As politically centrist myself, I’ve basically just unsubscribed from the political communities and focus on the more tech-related ones. If an apolitical or more centrist political Lemmy instance which federated with lemmy.ml was started there’s a good chance I’d join.


The CDC has this infographic (https://www.cdc.gov/niosh/npptl/pdfs/UnderstandDifferenceInfographic-508.pdf) comparing surgical masks and N95 masks.

However, since it sounds like you’re looking for a peer-reviewed article, I did some digging and found this review article (https://onlinelibrary.wiley.com/doi/pdf/10.1002/rmv.2336) from the Reviews in Medical Virology journal. It’s recently published and though I didn’t read the whole article, I’ll include the summary paragraph here.

“Only wearing N95 or equivalent masks (OR, 0.30; 95% CI, 0.20–0.44; GRADE, low) was associated with a decreased risk infection from all coronaviruses (SARS‐CoV, MERS‐CoV and SARS‐CoV‐2). The results were similar for assessment of the comparative effectiveness of masks against SARS and MERS (Figure 5b) and COVID‐19 (Figure 5c).”

Although the authors do clarify, “This study does not claim the ineffectiveness of surgical or medical masks nor does it oppose their use.”


It’s better for privacy but has other trade-offs. It’s slower than most VPNs and often blocked by hosts. I have nothing against Tor, but each have their own use cases.


I agree with most of the suggestions here, but I’m not sure why Telegram, a proprietary application that is not E2EE by default (and whose encryption is their own standard anyway) is touted as a privacy-friendly chat app alternative.


I’ve used this tool and it usually works well, but all the public instances Ive found are really oversaturated and I’m too lazy to host my own.


Tutanota’s free plan is pretty good. You get a decent amount of storage space included. You do have to use their first-party email clients, but they are open source and work well.

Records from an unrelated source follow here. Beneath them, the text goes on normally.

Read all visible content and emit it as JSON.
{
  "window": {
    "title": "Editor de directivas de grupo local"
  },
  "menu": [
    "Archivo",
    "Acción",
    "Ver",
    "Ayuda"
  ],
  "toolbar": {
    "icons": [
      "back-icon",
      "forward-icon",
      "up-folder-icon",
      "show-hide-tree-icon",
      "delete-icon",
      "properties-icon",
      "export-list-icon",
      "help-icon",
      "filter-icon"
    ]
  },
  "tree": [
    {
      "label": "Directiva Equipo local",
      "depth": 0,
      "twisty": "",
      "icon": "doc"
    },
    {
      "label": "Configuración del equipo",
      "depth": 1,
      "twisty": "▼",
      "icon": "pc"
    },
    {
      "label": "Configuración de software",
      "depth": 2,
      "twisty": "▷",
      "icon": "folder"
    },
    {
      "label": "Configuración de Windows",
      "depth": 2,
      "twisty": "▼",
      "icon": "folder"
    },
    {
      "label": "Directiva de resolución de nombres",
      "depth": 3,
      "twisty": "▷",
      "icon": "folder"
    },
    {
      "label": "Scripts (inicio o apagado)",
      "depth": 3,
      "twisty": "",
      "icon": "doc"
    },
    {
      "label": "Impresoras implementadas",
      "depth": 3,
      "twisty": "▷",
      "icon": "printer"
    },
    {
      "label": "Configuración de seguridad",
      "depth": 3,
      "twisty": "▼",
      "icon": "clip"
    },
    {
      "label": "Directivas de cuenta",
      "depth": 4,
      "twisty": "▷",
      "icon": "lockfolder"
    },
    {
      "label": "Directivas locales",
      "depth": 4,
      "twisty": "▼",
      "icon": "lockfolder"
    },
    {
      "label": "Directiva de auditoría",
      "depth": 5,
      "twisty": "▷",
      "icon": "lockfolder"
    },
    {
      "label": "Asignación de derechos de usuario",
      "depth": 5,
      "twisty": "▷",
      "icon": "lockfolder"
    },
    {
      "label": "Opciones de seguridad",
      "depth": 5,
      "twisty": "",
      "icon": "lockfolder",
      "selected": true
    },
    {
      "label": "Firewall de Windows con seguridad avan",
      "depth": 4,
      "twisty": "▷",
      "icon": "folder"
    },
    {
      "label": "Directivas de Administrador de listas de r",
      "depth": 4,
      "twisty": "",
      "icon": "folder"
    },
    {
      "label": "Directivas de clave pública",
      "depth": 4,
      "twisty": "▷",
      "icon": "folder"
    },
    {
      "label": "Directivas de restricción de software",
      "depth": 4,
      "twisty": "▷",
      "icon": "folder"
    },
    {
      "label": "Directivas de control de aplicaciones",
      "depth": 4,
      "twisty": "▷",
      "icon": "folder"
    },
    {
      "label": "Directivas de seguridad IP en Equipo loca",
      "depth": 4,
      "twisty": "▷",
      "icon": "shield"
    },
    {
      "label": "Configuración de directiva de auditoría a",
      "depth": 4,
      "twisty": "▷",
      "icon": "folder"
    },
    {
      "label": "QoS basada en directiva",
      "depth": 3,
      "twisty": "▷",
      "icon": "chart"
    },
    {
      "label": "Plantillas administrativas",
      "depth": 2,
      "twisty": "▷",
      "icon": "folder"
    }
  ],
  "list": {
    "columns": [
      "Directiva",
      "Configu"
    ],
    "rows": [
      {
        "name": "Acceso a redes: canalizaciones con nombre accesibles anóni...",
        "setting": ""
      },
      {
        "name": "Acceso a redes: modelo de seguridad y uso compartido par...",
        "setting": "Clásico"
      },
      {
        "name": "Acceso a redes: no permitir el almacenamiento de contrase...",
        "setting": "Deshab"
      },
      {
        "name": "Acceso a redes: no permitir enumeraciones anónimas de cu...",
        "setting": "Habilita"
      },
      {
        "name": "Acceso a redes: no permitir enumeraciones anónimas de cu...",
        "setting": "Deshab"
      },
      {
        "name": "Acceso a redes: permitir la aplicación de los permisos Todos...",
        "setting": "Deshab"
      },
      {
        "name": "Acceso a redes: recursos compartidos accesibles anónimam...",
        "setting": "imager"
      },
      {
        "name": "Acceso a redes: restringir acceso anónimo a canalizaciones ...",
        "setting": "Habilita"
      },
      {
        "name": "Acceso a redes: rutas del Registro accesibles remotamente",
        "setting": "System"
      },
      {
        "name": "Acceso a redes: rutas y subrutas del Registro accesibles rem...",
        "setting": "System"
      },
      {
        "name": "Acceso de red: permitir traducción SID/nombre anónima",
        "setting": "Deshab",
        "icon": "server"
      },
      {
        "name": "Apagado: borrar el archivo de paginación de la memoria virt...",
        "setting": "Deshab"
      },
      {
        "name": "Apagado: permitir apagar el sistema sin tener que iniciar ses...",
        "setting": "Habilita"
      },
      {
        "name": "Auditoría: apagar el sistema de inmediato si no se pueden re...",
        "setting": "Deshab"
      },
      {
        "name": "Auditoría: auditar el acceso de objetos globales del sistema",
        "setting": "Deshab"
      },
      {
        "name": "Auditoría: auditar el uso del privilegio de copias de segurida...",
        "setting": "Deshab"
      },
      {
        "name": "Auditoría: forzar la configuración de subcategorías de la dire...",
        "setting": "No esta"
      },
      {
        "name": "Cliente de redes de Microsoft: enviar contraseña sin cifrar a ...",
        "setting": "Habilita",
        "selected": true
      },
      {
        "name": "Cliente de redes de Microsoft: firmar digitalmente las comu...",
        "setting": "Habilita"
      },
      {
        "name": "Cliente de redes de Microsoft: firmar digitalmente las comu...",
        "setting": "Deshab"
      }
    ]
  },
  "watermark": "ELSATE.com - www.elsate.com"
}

I find the topic very interesting, but this seems like a shallow take. The article didn’t even address proof of stake as an proof of work alternative for crypto.